NEW YORK — In a season filled with mammoth scoring efforts and a continued embrace of the NBA’s three-point revolution, Russell Westbrook stands as a conspicuous outlier. Fellow MVPs Steph Curry and James Harden have been intent on carrying their teams from beyond the arc this season as they battle for seeding in the Western Conference. Westbrook, by contrast, is missing triples at a near-historic mark.
Of the 1,333 seasons of 180-plus three-point attempts since 2008-09, Westbrook is one just spot out of last place in shooting percentage, with his 23.9% mark from three, ahead of only former 76er Tony Wroten in 2013-14. Westbrook is bricking threes at a worse rate than Andre Roberson, Josh Jackson and Michael-Carter Williams. In the ultra-competitive Western Conference, how worried should the Thunder be about the 2016-17 MVP?
The concern is minimal if you ask Billy Donovan. The fourth-year head coach seemed perplexed by the idea of Westbrook struggling before the Thunder’s 127–109 blowout of the Knicks at Madison Square Garden on Monday, dismissing the concerns over Westbrook’s broken jumper.
“Because of his size, his athleticism, his talent, he can impact the game in so many ways even without a hot shooting night,” Donovan said. “He’s a unique person in getting emotionally ready to play every night with incredible effort. I never have to worry, ‘Is No. 0 ready to play tonight?’ We know we’ll always get a strong contribution.”
Donovan can afford to have a rosy outlook considering Oklahoma City’s smooth first half of the season. The Thunder sit third in the West at 28–18 following Monday’s victory, ranking No. 7 in the NBA in net rating. With an elite defense and career-year from Paul George, perhaps a subpar shooting effort from Westbrook isn’t such a problem for the Thunder effort.
Such horrid shooting numbers from Westbrook—including his worst effective field goal percentage since 2009-10—would likely sink Oklahoma City in prior years. The inefficiency paired with near-40% usage is a recipe for disaster, though that caricature of Westbrook is likely a thing of the past. He leads the league in assist rate in 2018-19, on pace for the most dimes in his career. After hovering in Harden territory for the past two seasons, Westbrook is now shouldering the load alongside George, not in spite of him. Westbrook’s usage is at 31.4% this season, less than 2% ahead of George. As George continues his best scoring season yet, Oklahoma City’s point guard has assumed a more traditional role.
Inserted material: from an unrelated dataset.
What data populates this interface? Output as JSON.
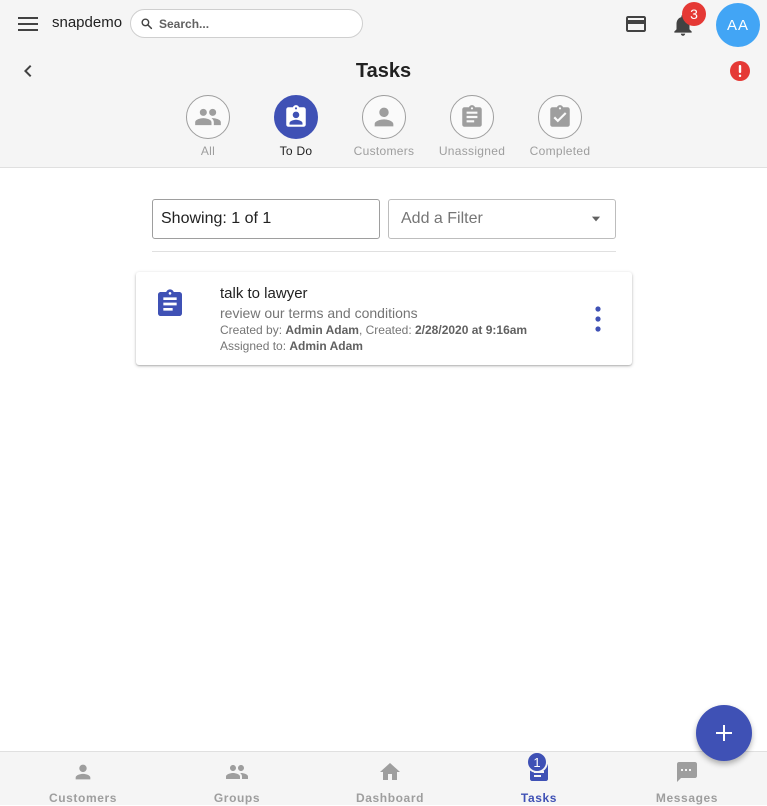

“Russ gets it all started for us, his energy and speed is a real problem for other teams” Thunder forward Nerlens Noel told The Crossover prior to Oklahoma City’s victory. “We don’t worry too much about our roles but he’s making an effort to involve everyone and find us free baskets.”
Westbrook continued to stuff the stat sheet on Monday afternoon. He registered five rebounds and five assists in the first 18 minutes and didn’t score until he converted a free throw with 6:20 remaining in the second quarter. Westbrook still made an impact on the first half, registering a trio of deflections and a charge while defending Knicks big man Noah Vonleh. Westbrook ended his night with nine assists as he fell just short of his 14th triple-double of the season. Add in 31 points from George, and the Thunder fired on all cylinders in their second-straight road win.
There’s no guarantee Westbrook’s evolution sticks around in the postseason. Game 6 of the Thunder’s first-round exit against Utah last year featured 46 points from Westbrook on 43 shots. He emptied the chamber as George went 2-of-16 from the field. If Oklahoma City struggles to score in April, Westbrook could revert to his old ways.
Yet through 46 games, it looks as though Westbrook’s evolution is here to stay, in large part due to the strength of his supporting cast. George looks comfortable as an alpha scorer, while Dennis Schroder and Terrance Ferguson are providing a perimeter boost that was previously lacking. Oklahoma City is forming an identity, with a facilitating Westbrook at the heart of its attack.